In general any model of changes in such equilibria postulating continuous change, especially increasing rate change, is by definition nonsense unless the driver is overwhelmingly large. Temperature changes associated with CO2 concentration changes are considerably over an order of magnitude too small to be overwhelming.

Clive

Re: Co2 and temperatures in sync

This is probably somewhat out of context, but can anyone answer a simple question?

Namely, we're told that some 50million years ago CO2 concentratopns were of the order of 1400ppm compared to today's 380ish... So why, assuming the "CO2 = heat death" theories are correct, didn't the climate enter a phase of runaway heating? Assuming also the multiplier effects of positive feedback from water vapour and other greenhouse gases why don't we have a climtae more akin to Venus?

Re: Re: Co2 and temperatures in sync

Jeff

Basically the CO2 thermal runaway heat death theories are incorrect.
The phenomena postulated have no possible physical mechanism.
Basis of the theory is that if a naked black body object in free space is illuminated with black body radiation its temperature will rise until the amount of energy being emitted as black body radiation equals the incoming radiation where upon it stabilises. For various reasons in our universe the temperature of the object will be lower than that of the original radiation source so the spectrum of its emitted radiation will be different to that of the incoming radiation being biased to the infra red.
If the object is now wrapped in an atmosphere of CO2 the amount of incoming radiation reaching its surface will be reduced due to the CO2 absorption bands so the stabilisation temperature will fall. However the CO2 absorption bands are in the infra red part of the electromagnetic spectrum and the object emission is proportionally greater than the incoming radiation in the infra red region due to its lower temperature. Therefore more of the outgoing radiation is "stopped" so the object temperature has to rise in order to bring things into energy balance. The difference between the balance temperatures for a naked object and one with an atmosphere is loosely called the green house effect. In reality its lots more complex because the "stopped" radiation warms up the atmosphere. Also the gas blanket takes heat from the object by convection and conduction which makes a huge difference to things seriously moderating the effects.
Returning to our black body with its CO2 atmosphere its obvious that as the amount of CO2 increases from the zero, no atmosphere case, the amount of "stopped" radiation increases so the temperature of the object must likewise increase to remain in radiation balance. Feedback exists whereby increasing CO2 raises the temperature. However at some point the amount of CO2 becomes so great that all the absorption bands become opaque. Further increases in CO2 will not increase the absorbed radiation so the feedback between increasing CO2 and temperature is broken. Conventional "heat death" theories ignore this limit. In practice the absorption bands become 95% or thereabouts opaque at around 300 parts per million of CO2 so the, by my maths, the feedback has pretty much stopped.

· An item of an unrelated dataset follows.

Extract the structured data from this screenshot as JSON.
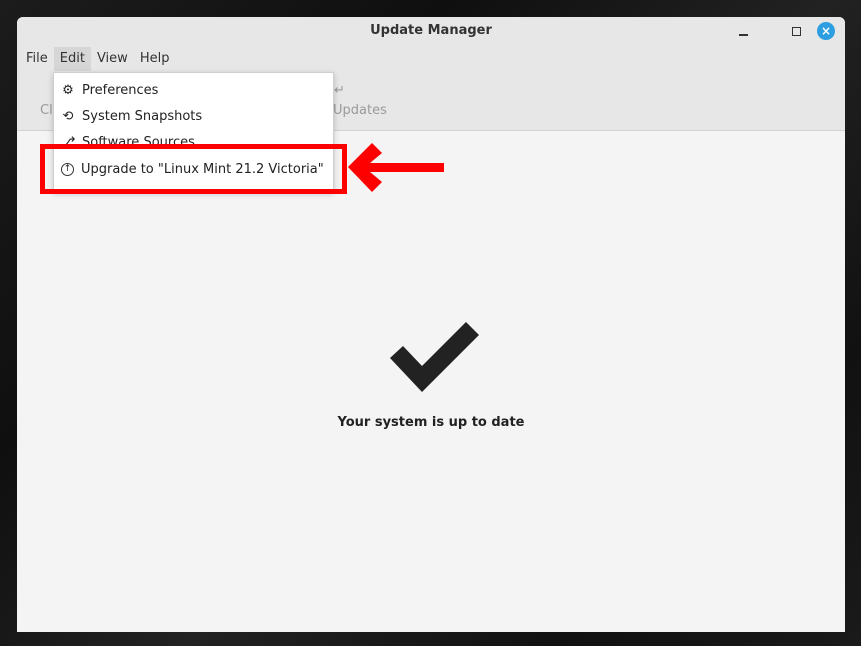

The Venus case is rather different. Firstly its lots closer to the sun so its hotter anyway and secondly it has lots more atmosphere. At this level of argument we can treat the atmosphere as an insulator reducing the rate at which heat is lost. So the much greater thickness of the Venusian atmosphere allows the surface to be much hotter before the rate of total heat loss from surface and atmosphere matches the incoming solar radiation.

As you know the effect of unit thicknesses of extra insulation falls off as the insulation gets thicker. Once the CO2 absorption bands have become opaque the only effect of extra CO2 is to add a bit more to the atmosphere "insulation blanket". But its only a little bit more, an extra 1,000 parts per million is still only 0.1% of the atmosphere, so the increase in surface temperatures its pretty much negligible.

Bottom line is that the absorption band effects are sexy science but its the insulating blanket atmosphere and temperature moderating hydrosphere that do the heavy lifting.

Clive

Re: Re: Re: Co2 and temperatures in sync

Thanks Clive,

Serious food for thought there...